## Provided records
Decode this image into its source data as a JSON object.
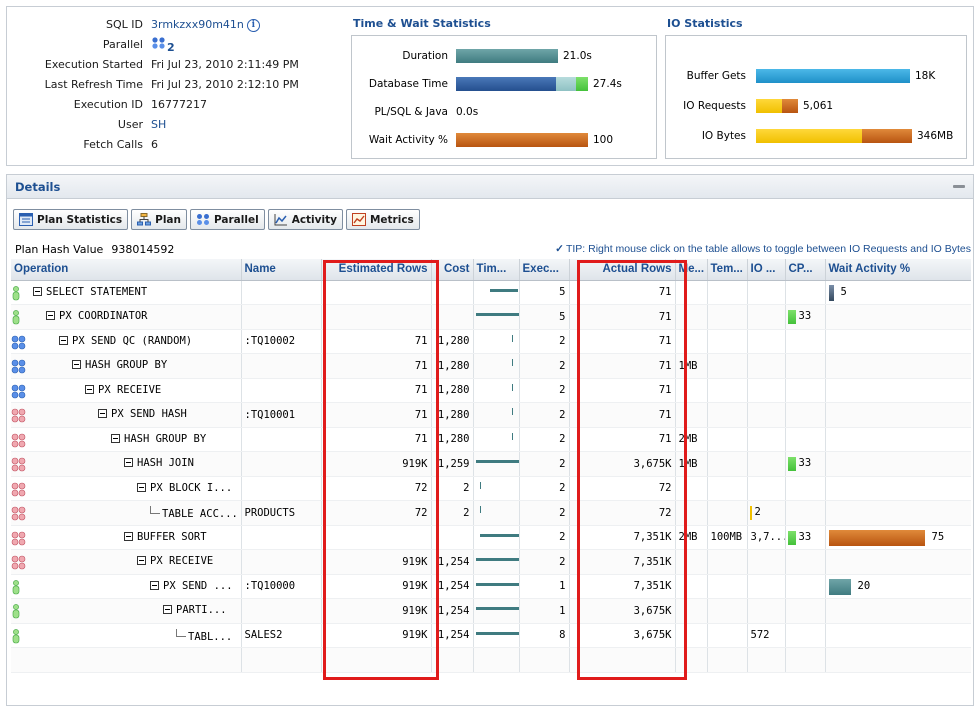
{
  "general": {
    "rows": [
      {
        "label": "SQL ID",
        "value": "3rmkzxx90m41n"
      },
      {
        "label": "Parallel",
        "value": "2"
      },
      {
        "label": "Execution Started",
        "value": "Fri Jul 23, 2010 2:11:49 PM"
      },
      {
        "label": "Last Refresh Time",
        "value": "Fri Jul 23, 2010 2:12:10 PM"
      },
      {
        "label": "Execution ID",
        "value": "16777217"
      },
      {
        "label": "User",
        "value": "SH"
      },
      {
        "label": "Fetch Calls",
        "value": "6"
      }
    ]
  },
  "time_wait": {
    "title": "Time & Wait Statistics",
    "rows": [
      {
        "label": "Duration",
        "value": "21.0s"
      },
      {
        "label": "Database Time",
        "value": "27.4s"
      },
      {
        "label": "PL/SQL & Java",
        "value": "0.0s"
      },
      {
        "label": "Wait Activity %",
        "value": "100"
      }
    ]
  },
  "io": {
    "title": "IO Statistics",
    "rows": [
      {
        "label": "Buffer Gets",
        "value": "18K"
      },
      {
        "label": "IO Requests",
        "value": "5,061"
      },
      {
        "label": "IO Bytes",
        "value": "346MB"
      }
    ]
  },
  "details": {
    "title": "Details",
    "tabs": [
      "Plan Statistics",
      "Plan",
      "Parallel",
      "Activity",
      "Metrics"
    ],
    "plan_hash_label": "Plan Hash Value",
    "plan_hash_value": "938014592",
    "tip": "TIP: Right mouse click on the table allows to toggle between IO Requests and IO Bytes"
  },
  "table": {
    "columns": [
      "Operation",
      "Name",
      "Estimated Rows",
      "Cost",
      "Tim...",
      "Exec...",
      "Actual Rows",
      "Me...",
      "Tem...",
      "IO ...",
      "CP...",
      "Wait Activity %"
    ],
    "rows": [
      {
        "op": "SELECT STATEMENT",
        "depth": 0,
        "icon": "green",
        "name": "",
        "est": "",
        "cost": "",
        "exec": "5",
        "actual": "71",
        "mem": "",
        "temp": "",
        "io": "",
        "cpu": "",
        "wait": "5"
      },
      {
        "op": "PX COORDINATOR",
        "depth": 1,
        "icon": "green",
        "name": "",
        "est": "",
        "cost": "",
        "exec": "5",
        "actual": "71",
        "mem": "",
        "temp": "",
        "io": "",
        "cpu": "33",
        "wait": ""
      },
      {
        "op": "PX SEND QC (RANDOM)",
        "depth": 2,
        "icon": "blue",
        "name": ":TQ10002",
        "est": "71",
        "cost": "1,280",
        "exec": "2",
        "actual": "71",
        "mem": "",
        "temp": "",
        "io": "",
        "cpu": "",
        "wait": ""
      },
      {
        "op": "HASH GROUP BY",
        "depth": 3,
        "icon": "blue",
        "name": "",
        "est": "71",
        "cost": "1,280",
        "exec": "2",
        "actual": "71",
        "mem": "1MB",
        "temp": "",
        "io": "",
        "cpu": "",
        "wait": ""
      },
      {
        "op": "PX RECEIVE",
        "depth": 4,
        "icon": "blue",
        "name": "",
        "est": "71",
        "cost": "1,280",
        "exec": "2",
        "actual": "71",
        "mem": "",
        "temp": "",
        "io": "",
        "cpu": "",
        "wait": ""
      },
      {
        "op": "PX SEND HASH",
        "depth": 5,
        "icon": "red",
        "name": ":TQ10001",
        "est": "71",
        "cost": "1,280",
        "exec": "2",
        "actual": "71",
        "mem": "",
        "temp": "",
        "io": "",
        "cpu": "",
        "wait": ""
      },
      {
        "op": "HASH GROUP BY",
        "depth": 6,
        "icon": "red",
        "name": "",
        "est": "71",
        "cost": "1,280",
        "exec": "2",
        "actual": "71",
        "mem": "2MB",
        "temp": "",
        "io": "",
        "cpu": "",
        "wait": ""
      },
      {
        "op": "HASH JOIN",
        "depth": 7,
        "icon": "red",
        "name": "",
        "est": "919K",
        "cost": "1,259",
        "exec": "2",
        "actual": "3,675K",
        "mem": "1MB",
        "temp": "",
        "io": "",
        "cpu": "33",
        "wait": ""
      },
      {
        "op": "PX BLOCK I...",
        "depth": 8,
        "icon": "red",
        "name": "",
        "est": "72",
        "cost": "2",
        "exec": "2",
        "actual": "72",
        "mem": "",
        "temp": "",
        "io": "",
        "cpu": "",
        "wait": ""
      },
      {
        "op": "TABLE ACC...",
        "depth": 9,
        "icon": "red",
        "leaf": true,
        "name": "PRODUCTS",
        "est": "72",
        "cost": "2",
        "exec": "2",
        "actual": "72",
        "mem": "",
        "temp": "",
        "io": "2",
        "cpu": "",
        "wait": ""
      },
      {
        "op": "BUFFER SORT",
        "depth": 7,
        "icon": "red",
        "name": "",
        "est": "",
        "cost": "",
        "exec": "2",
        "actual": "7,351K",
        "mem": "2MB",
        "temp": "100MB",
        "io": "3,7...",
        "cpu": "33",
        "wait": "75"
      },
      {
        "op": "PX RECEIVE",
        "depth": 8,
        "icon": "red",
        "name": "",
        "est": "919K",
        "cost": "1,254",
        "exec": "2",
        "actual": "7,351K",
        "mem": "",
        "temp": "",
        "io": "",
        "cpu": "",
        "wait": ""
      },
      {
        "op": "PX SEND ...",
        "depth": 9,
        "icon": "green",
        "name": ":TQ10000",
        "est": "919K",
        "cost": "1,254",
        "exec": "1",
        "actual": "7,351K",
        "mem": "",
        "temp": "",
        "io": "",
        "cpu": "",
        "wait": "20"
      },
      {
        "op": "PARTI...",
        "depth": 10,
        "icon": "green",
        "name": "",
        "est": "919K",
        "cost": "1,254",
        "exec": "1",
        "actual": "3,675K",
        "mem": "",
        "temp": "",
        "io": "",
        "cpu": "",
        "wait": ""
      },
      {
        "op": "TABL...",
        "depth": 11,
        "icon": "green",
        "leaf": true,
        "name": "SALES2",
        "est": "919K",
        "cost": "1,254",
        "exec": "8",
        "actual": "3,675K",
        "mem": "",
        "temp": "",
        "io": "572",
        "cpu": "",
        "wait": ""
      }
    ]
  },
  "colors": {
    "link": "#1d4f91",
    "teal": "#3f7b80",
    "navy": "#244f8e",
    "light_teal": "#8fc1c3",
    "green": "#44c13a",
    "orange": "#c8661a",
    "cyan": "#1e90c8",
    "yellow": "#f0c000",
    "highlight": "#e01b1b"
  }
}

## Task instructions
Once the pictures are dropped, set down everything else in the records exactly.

## Solution to this task
Decode this image into its source data as a JSON object.
{
  "general": {
    "rows": [
      {
        "label": "SQL ID",
        "value": "3rmkzxx90m41n"
      },
      {
        "label": "Parallel",
        "value": "2"
      },
      {
        "label": "Execution Started",
        "value": "Fri Jul 23, 2010 2:11:49 PM"
      },
      {
        "label": "Last Refresh Time",
        "value": "Fri Jul 23, 2010 2:12:10 PM"
      },
      {
        "label": "Execution ID",
        "value": "16777217"
      },
      {
        "label": "User",
        "value": "SH"
      },
      {
        "label": "Fetch Calls",
        "value": "6"
      }
    ]
  },
  "time_wait": {
    "title": "Time & Wait Statistics",
    "rows": [
      {
        "label": "Duration",
        "value": "21.0s"
      },
      {
        "label": "Database Time",
        "value": "27.4s"
      },
      {
        "label": "PL/SQL & Java",
        "value": "0.0s"
      },
      {
        "label": "Wait Activity %",
        "value": "100"
      }
    ]
  },
  "io": {
    "title": "IO Statistics",
    "rows": [
      {
        "label": "Buffer Gets",
        "value": "18K"
      },
      {
        "label": "IO Requests",
        "value": "5,061"
      },
      {
        "label": "IO Bytes",
        "value": "346MB"
      }
    ]
  },
  "details": {
    "title": "Details",
    "tabs": [
      "Plan Statistics",
      "Plan",
      "Parallel",
      "Activity",
      "Metrics"
    ],
    "plan_hash_label": "Plan Hash Value",
    "plan_hash_value": "938014592",
    "tip": "TIP: Right mouse click on the table allows to toggle between IO Requests and IO Bytes"
  },
  "table": {
    "columns": [
      "Operation",
      "Name",
      "Estimated Rows",
      "Cost",
      "Tim...",
      "Exec...",
      "Actual Rows",
      "Me...",
      "Tem...",
      "IO ...",
      "CP...",
      "Wait Activity %"
    ],
    "rows": [
      {
        "op": "SELECT STATEMENT",
        "depth": 0,
        "icon": "green",
        "name": "",
        "est": "",
        "cost": "",
        "exec": "5",
        "actual": "71",
        "mem": "",
        "temp": "",
        "io": "",
        "cpu": "",
        "wait": "5"
      },
      {
        "op": "PX COORDINATOR",
        "depth": 1,
        "icon": "green",
        "name": "",
        "est": "",
        "cost": "",
        "exec": "5",
        "actual": "71",
        "mem": "",
        "temp": "",
        "io": "",
        "cpu": "33",
        "wait": ""
      },
      {
        "op": "PX SEND QC (RANDOM)",
        "depth": 2,
        "icon": "blue",
        "name": ":TQ10002",
        "est": "71",
        "cost": "1,280",
        "exec": "2",
        "actual": "71",
        "mem": "",
        "temp": "",
        "io": "",
        "cpu": "",
        "wait": ""
      },
      {
        "op": "HASH GROUP BY",
        "depth": 3,
        "icon": "blue",
        "name": "",
        "est": "71",
        "cost": "1,280",
        "exec": "2",
        "actual": "71",
        "mem": "1MB",
        "temp": "",
        "io": "",
        "cpu": "",
        "wait": ""
      },
      {
        "op": "PX RECEIVE",
        "depth": 4,
        "icon": "blue",
        "name": "",
        "est": "71",
        "cost": "1,280",
        "exec": "2",
        "actual": "71",
        "mem": "",
        "temp": "",
        "io": "",
        "cpu": "",
        "wait": ""
      },
      {
        "op": "PX SEND HASH",
        "depth": 5,
        "icon": "red",
        "name": ":TQ10001",
        "est": "71",
        "cost": "1,280",
        "exec": "2",
        "actual": "71",
        "mem": "",
        "temp": "",
        "io": "",
        "cpu": "",
        "wait": ""
      },
      {
        "op": "HASH GROUP BY",
        "depth": 6,
        "icon": "red",
        "name": "",
        "est": "71",
        "cost": "1,280",
        "exec": "2",
        "actual": "71",
        "mem": "2MB",
        "temp": "",
        "io": "",
        "cpu": "",
        "wait": ""
      },
      {
        "op": "HASH JOIN",
        "depth": 7,
        "icon": "red",
        "name": "",
        "est": "919K",
        "cost": "1,259",
        "exec": "2",
        "actual": "3,675K",
        "mem": "1MB",
        "temp": "",
        "io": "",
        "cpu": "33",
        "wait": ""
      },
      {
        "op": "PX BLOCK I...",
        "depth": 8,
        "icon": "red",
        "name": "",
        "est": "72",
        "cost": "2",
        "exec": "2",
        "actual": "72",
        "mem": "",
        "temp": "",
        "io": "",
        "cpu": "",
        "wait": ""
      },
      {
        "op": "TABLE ACC...",
        "depth": 9,
        "icon": "red",
        "leaf": true,
        "name": "PRODUCTS",
        "est": "72",
        "cost": "2",
        "exec": "2",
        "actual": "72",
        "mem": "",
        "temp": "",
        "io": "2",
        "cpu": "",
        "wait": ""
      },
      {
        "op": "BUFFER SORT",
        "depth": 7,
        "icon": "red",
        "name": "",
        "est": "",
        "cost": "",
        "exec": "2",
        "actual": "7,351K",
        "mem": "2MB",
        "temp": "100MB",
        "io": "3,7...",
        "cpu": "33",
        "wait": "75"
      },
      {
        "op": "PX RECEIVE",
        "depth": 8,
        "icon": "red",
        "name": "",
        "est": "919K",
        "cost": "1,254",
        "exec": "2",
        "actual": "7,351K",
        "mem": "",
        "temp": "",
        "io": "",
        "cpu": "",
        "wait": ""
      },
      {
        "op": "PX SEND ...",
        "depth": 9,
        "icon": "green",
        "name": ":TQ10000",
        "est": "919K",
        "cost": "1,254",
        "exec": "1",
        "actual": "7,351K",
        "mem": "",
        "temp": "",
        "io": "",
        "cpu": "",
        "wait": "20"
      },
      {
        "op": "PARTI...",
        "depth": 10,
        "icon": "green",
        "name": "",
        "est": "919K",
        "cost": "1,254",
        "exec": "1",
        "actual": "3,675K",
        "mem": "",
        "temp": "",
        "io": "",
        "cpu": "",
        "wait": ""
      },
      {
        "op": "TABL...",
        "depth": 11,
        "icon": "green",
        "leaf": true,
        "name": "SALES2",
        "est": "919K",
        "cost": "1,254",
        "exec": "8",
        "actual": "3,675K",
        "mem": "",
        "temp": "",
        "io": "572",
        "cpu": "",
        "wait": ""
      }
    ]
  },
  "colors": {
    "link": "#1d4f91",
    "teal": "#3f7b80",
    "navy": "#244f8e",
    "light_teal": "#8fc1c3",
    "green": "#44c13a",
    "orange": "#c8661a",
    "cyan": "#1e90c8",
    "yellow": "#f0c000",
    "highlight": "#e01b1b"
  }
}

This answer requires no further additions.